The inherent strength and frailties of the nation state were discounted, if not overlooked, by Reagan, Thatcher and Mulroney when they instituted neoliberal globalism on the strength of the economic beliefs of Hayek and Friedman. They freely handed the corporate sector the handcuffs and the keys by which their populations were shackled over the past forty years. Countries such as the United States even gratuitously surrendered the state monopoly on organized violence to "contractors," the term chosen to describe corporate, for profit, warfighting.

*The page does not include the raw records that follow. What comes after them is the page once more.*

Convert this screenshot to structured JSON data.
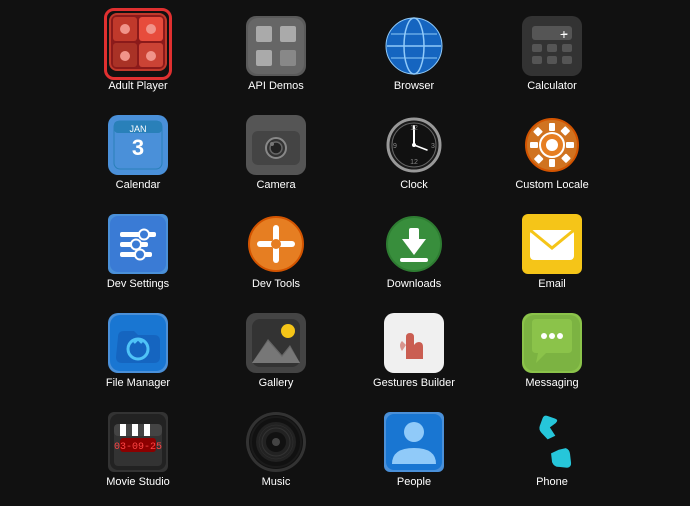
{
  "apps": [
    {
      "id": "adult-player",
      "label": "Adult Player",
      "highlighted": true
    },
    {
      "id": "api-demos",
      "label": "API Demos"
    },
    {
      "id": "browser",
      "label": "Browser"
    },
    {
      "id": "calculator",
      "label": "Calculator"
    },
    {
      "id": "calendar",
      "label": "Calendar"
    },
    {
      "id": "camera",
      "label": "Camera"
    },
    {
      "id": "clock",
      "label": "Clock"
    },
    {
      "id": "custom-locale",
      "label": "Custom Locale"
    },
    {
      "id": "dev-settings",
      "label": "Dev Settings"
    },
    {
      "id": "dev-tools",
      "label": "Dev Tools"
    },
    {
      "id": "downloads",
      "label": "Downloads"
    },
    {
      "id": "email",
      "label": "Email"
    },
    {
      "id": "file-manager",
      "label": "File Manager"
    },
    {
      "id": "gallery",
      "label": "Gallery"
    },
    {
      "id": "gestures-builder",
      "label": "Gestures Builder"
    },
    {
      "id": "messaging",
      "label": "Messaging"
    },
    {
      "id": "movie-studio",
      "label": "Movie Studio"
    },
    {
      "id": "music",
      "label": "Music"
    },
    {
      "id": "people",
      "label": "People"
    },
    {
      "id": "phone",
      "label": "Phone"
    }
  ]
}
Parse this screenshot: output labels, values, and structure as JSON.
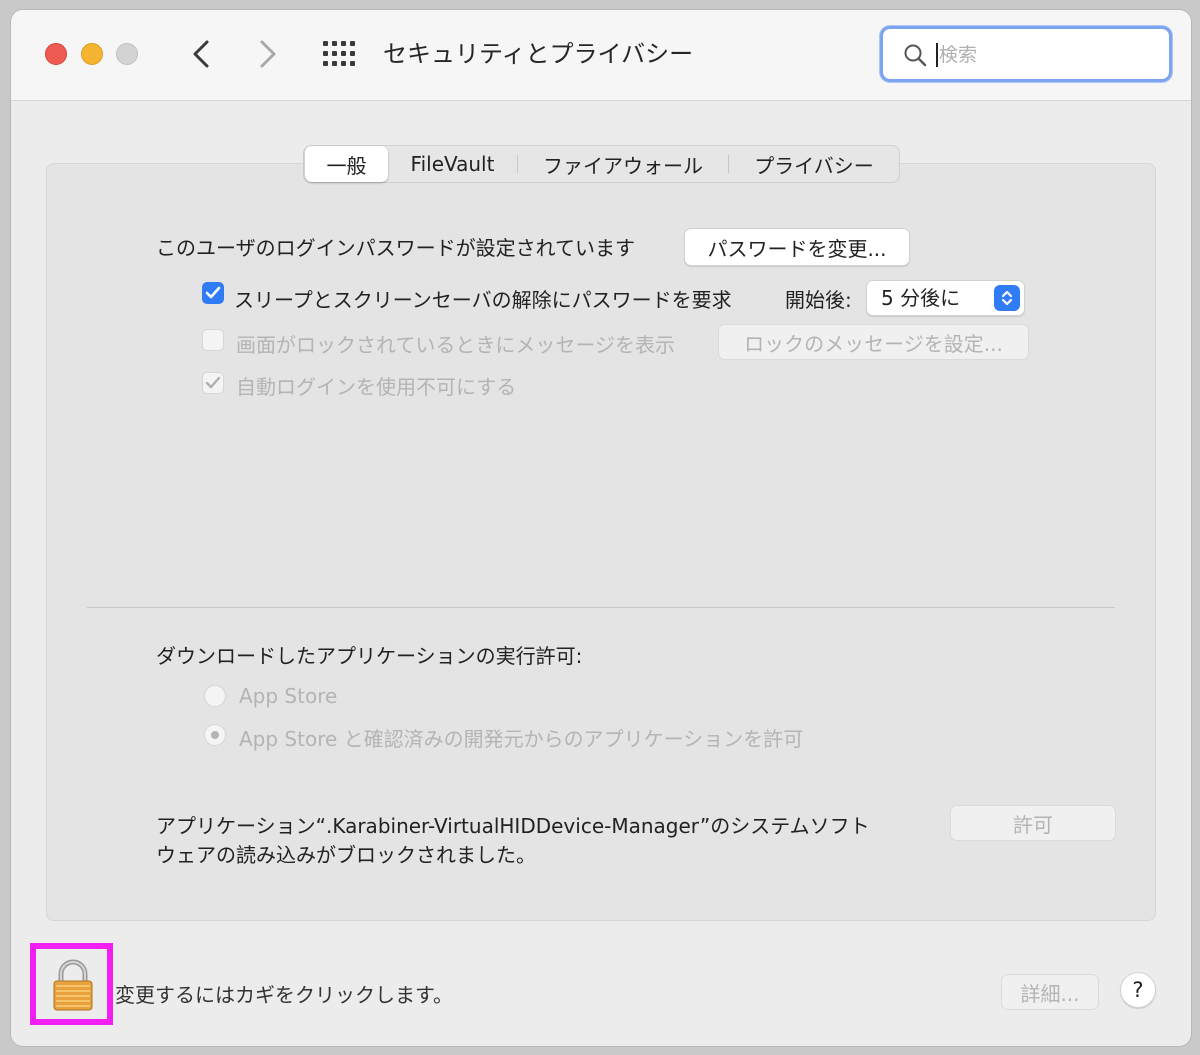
{
  "window": {
    "title": "セキュリティとプライバシー",
    "search_placeholder": "検索"
  },
  "tabs": [
    {
      "label": "一般",
      "active": true
    },
    {
      "label": "FileVault",
      "active": false
    },
    {
      "label": "ファイアウォール",
      "active": false
    },
    {
      "label": "プライバシー",
      "active": false
    }
  ],
  "general": {
    "password_set_text": "このユーザのログインパスワードが設定されています",
    "change_password_button": "パスワードを変更...",
    "require_password": {
      "label": "スリープとスクリーンセーバの解除にパスワードを要求",
      "checked": true,
      "after_label": "開始後:",
      "after_value": "5 分後に"
    },
    "show_message": {
      "label": "画面がロックされているときにメッセージを表示",
      "checked": false,
      "enabled": false,
      "set_message_button": "ロックのメッセージを設定..."
    },
    "disable_auto_login": {
      "label": "自動ログインを使用不可にする",
      "checked": true,
      "enabled": false
    }
  },
  "downloads": {
    "heading": "ダウンロードしたアプリケーションの実行許可:",
    "options": [
      {
        "label": "App Store",
        "selected": false
      },
      {
        "label": "App Store と確認済みの開発元からのアプリケーションを許可",
        "selected": true
      }
    ]
  },
  "blocked": {
    "line1": "アプリケーション“.Karabiner-VirtualHIDDevice-Manager”のシステムソフト",
    "line2": "ウェアの読み込みがブロックされました。",
    "allow_button": "許可"
  },
  "footer": {
    "lock_text": "変更するにはカギをクリックします。",
    "advanced_button": "詳細...",
    "help_button": "?"
  },
  "colors": {
    "accent": "#2f7cf6",
    "search_focus": "#7da4f0",
    "highlight_box": "#f21ef2",
    "close": "#ee5b52",
    "minimize": "#f4b431"
  }
}
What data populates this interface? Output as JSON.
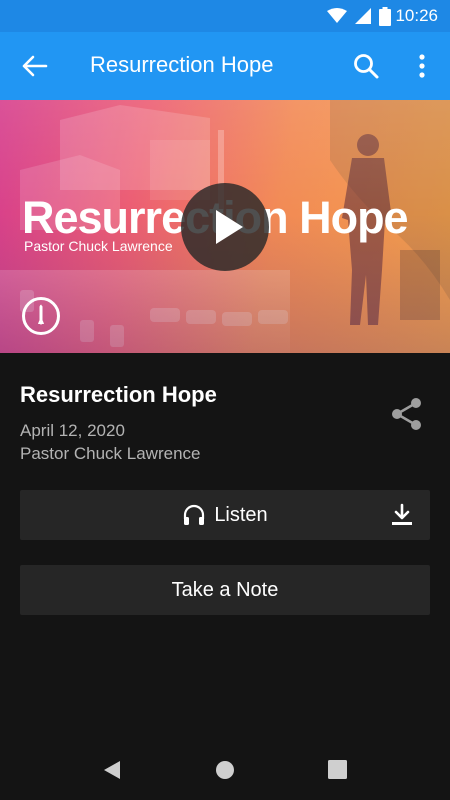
{
  "status_bar": {
    "time": "10:26",
    "icons": [
      "wifi-icon",
      "cell-signal-icon",
      "battery-icon"
    ]
  },
  "app_bar": {
    "title": "Resurrection Hope",
    "icons": [
      "back-arrow-icon",
      "search-icon",
      "more-vert-icon"
    ],
    "color": "#2196f3"
  },
  "hero": {
    "title": "Resurrection Hope",
    "subtitle": "Pastor Chuck Lawrence",
    "icons": [
      "play-icon",
      "church-logo-icon"
    ]
  },
  "sermon": {
    "title": "Resurrection Hope",
    "date": "April 12, 2020",
    "pastor": "Pastor Chuck Lawrence",
    "share_icon": "share-icon"
  },
  "actions": {
    "listen_label": "Listen",
    "listen_icon": "headphones-icon",
    "download_icon": "download-icon",
    "note_label": "Take a Note"
  },
  "nav_bar": {
    "icons": [
      "nav-back-icon",
      "nav-home-icon",
      "nav-recents-icon"
    ]
  },
  "colors": {
    "background": "#141414",
    "button_bg": "#262626",
    "status_bar": "#1e88e5"
  }
}
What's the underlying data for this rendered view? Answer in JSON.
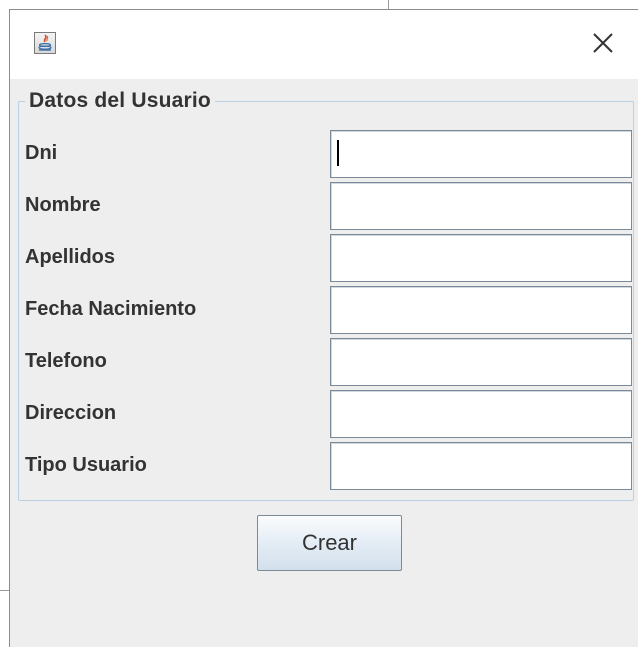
{
  "window": {
    "icon": "java-icon",
    "close_icon": "close-icon"
  },
  "panel": {
    "legend": "Datos del Usuario"
  },
  "fields": [
    {
      "label": "Dni",
      "value": ""
    },
    {
      "label": "Nombre",
      "value": ""
    },
    {
      "label": "Apellidos",
      "value": ""
    },
    {
      "label": "Fecha Nacimiento",
      "value": ""
    },
    {
      "label": "Telefono",
      "value": ""
    },
    {
      "label": "Direccion",
      "value": ""
    },
    {
      "label": "Tipo Usuario",
      "value": ""
    }
  ],
  "actions": {
    "create_label": "Crear"
  },
  "colors": {
    "panel_background": "#eeeeee",
    "titlebar_background": "#ffffff",
    "fieldset_border": "#b8cfe5",
    "label_text": "#333333"
  }
}
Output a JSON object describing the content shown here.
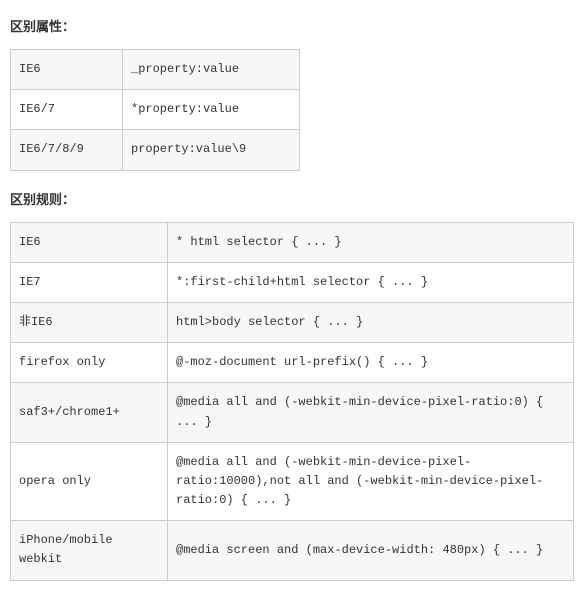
{
  "section1": {
    "heading": "区别属性：",
    "rows": [
      {
        "label": "IE6",
        "value": "_property:value"
      },
      {
        "label": "IE6/7",
        "value": "*property:value"
      },
      {
        "label": "IE6/7/8/9",
        "value": "property:value\\9"
      }
    ]
  },
  "section2": {
    "heading": "区别规则：",
    "rows": [
      {
        "label": "IE6",
        "value": "* html selector { ... }"
      },
      {
        "label": "IE7",
        "value": "*:first-child+html selector { ... }"
      },
      {
        "label": "非IE6",
        "value": "html>body selector { ... }"
      },
      {
        "label": "firefox only",
        "value": "@-moz-document url-prefix() { ... }"
      },
      {
        "label": "saf3+/chrome1+",
        "value": "@media all and (-webkit-min-device-pixel-ratio:0) { ... }"
      },
      {
        "label": "opera only",
        "value": "@media all and (-webkit-min-device-pixel-ratio:10000),not all and (-webkit-min-device-pixel-ratio:0) { ... }"
      },
      {
        "label": "iPhone/mobile webkit",
        "value": "@media screen and (max-device-width: 480px) { ... }"
      }
    ]
  }
}
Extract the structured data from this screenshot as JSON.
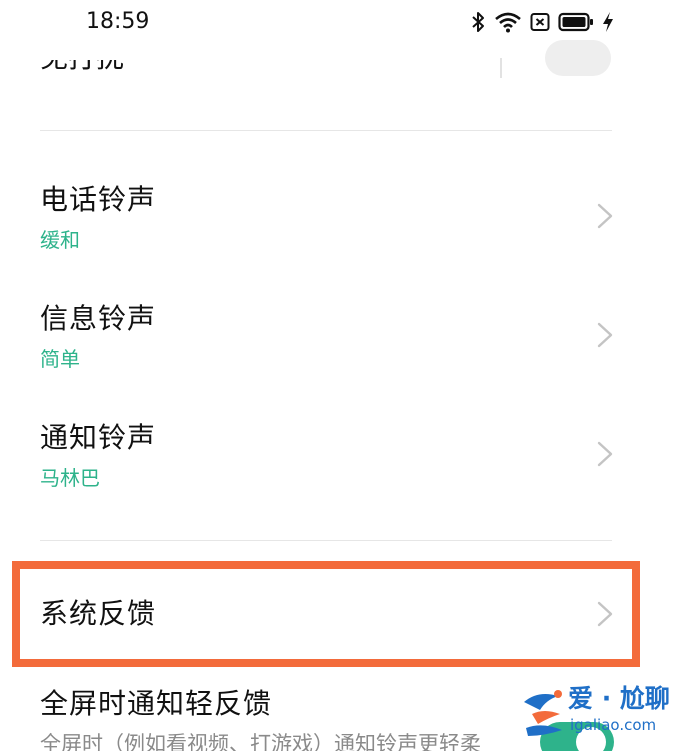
{
  "status_bar": {
    "time": "18:59",
    "icons": [
      "bluetooth-icon",
      "wifi-icon",
      "no-sim-icon",
      "battery-icon",
      "charging-icon"
    ]
  },
  "partial_row": {
    "title": "免打扰"
  },
  "rows": [
    {
      "title": "电话铃声",
      "subtitle": "缓和"
    },
    {
      "title": "信息铃声",
      "subtitle": "简单"
    },
    {
      "title": "通知铃声",
      "subtitle": "马林巴"
    }
  ],
  "feedback_row": {
    "title": "系统反馈"
  },
  "fullscreen_row": {
    "title": "全屏时通知轻反馈",
    "subtitle": "全屏时（例如看视频、打游戏）通知铃声更轻柔",
    "enabled": true
  },
  "watermark": {
    "name": "爱 · 尬聊",
    "url": "igaliao.com"
  },
  "colors": {
    "accent": "#2eb38b",
    "highlight": "#f36b3b",
    "watermark": "#1f6fc7"
  }
}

The "thirty year war" is back in the guise of wars without end in which the state monopoly and sovereignty has degraded and allowed the rebirth of sectarian and religious regimes expressed in warlordism and tribalism. The experts have coined a term for this modern variety of conflict, "new war." This is the arrival of mixed conflict of state actors (local and foreign allies), quasi-state actors (militias, etc.), and non-state actors (rebels, insurgents, and a broad range of criminal organizations). Players come and players go, perhaps to return but not always on the same side they previously left. It is said that, in Afghanistan, there is not a warlord who has not at some point been allied with and at war with every other. Alliances shift, objectives change to meet the latest circumstance. Consider NATO. The Atlantic alliance was in Afghanistan, then it was out and now the Americans are trying to cajole the membership to return.

Look at the chaos. The Americans support Shiite forces in one conflict and Sunni forces elsewhere, refusing to acknowledge that the conflicts across the Middle East are primarily religious, the struggle between Sunni and Shiite Islam. The Americans consider Iran the evildoer when all recent terrorist attacks on the West - the embassy bombings, the attack on the USS Cole, the World Trade Center parkade bombing, the 9/11 attacks on the World Trade Center and the Pentagon, every terrorist outrage on major European capitals and other cities, the terrorist network of al Qaeda, al Nusra, ISIS are all tied solely to the radical Sunni religion of Saudi Arabia. The 9/11 attackers were Saudi and Yemeni nationals, every man jack a Sunni. America, Britain and Canada arm the Saudis to the teeth and look the other way as Saudi jets devastate the Houthi towns in Yemen whose men are daily fighting al Qaeda and ISIS insurgents in their country. We're supporting the guys who are slaughtering the people of the guys who are fighting al Qaeda and ISIS. Nothing remotely incoherent in that, is there?

I wonder if part of our problem is that the neoliberal order is tailored to technocratic rule, government by administrators and petit fonctionnaires, devoid of any meaningful skills in statesmanship. How many of today's crop of leaders have distinguished themselves with their skills as statesmen? Pull up the latest G20 group photo and see who you can pick out of that motley crowd. Yet statesmanship is the lifeblood of the Westphalian state which goes a long way to explaining its collapse today.

Dana said...

The undertow of anthropogenic climate change is anthropogenic civilizational change. We're just not a sufficiently mature species to manage or adapt to either.

Owen Gray said...

Statesmanship, Mound? The kind that was practiced by Lester Pearson and others of his generation? A quaint notion -- from a bygone time.

Owen Gray said...

So we rummage around like moles, Dana, in the dark -- looking for an escape.